Data extracted from a collection:
——————

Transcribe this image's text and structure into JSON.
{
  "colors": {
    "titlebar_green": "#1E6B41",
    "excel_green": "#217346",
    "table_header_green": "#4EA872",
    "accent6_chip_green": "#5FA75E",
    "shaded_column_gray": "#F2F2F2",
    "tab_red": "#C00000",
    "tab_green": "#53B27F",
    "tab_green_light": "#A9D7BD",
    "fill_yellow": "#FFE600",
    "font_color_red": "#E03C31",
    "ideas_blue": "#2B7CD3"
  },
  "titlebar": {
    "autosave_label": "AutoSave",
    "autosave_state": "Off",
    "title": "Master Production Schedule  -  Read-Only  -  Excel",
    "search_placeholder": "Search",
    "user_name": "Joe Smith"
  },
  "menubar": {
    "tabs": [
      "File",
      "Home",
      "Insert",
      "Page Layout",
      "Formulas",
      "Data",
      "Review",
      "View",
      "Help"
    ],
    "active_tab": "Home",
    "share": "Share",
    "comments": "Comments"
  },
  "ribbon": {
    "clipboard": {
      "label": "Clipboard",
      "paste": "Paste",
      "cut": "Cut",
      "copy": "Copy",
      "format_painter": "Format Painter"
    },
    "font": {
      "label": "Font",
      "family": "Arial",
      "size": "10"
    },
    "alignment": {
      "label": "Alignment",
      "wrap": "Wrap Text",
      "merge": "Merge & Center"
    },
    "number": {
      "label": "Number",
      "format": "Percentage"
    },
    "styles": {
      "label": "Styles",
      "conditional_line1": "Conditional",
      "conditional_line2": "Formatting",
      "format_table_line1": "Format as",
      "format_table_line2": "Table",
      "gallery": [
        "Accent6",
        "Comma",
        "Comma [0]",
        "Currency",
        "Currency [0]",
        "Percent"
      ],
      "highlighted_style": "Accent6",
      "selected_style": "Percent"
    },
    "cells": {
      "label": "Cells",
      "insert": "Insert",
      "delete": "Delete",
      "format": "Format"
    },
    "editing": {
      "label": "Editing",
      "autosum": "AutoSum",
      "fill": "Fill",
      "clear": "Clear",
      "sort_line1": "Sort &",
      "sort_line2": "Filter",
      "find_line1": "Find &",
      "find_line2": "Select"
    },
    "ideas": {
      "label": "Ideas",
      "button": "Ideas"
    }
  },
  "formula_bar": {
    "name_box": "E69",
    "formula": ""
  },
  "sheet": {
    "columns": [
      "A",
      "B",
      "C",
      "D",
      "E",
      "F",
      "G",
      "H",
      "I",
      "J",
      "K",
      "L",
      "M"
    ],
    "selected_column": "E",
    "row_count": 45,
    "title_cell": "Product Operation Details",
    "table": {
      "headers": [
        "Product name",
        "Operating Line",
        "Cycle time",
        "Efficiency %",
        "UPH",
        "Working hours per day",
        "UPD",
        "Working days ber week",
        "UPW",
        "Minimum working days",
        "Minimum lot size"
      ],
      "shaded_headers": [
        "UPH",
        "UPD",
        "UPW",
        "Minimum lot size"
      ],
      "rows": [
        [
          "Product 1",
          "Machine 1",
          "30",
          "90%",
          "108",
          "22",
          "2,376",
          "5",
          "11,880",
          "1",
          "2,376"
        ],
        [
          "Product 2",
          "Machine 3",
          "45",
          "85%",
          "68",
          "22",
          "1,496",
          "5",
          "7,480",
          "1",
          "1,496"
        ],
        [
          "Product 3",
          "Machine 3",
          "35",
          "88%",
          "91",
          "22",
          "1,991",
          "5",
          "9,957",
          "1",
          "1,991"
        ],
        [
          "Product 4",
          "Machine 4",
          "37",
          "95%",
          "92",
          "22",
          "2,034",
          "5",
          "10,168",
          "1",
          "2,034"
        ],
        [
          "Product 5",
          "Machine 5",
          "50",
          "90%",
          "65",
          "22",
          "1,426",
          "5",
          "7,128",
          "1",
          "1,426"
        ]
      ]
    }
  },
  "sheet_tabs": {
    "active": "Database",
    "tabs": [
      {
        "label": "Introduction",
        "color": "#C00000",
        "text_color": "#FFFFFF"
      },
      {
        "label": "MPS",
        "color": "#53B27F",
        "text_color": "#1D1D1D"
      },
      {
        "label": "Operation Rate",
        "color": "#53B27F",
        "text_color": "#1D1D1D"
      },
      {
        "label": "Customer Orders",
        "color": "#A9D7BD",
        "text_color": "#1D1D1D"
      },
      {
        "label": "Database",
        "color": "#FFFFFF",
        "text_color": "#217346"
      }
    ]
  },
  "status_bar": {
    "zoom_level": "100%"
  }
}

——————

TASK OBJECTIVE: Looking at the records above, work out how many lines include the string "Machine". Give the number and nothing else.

SOLUTION BELOW: 5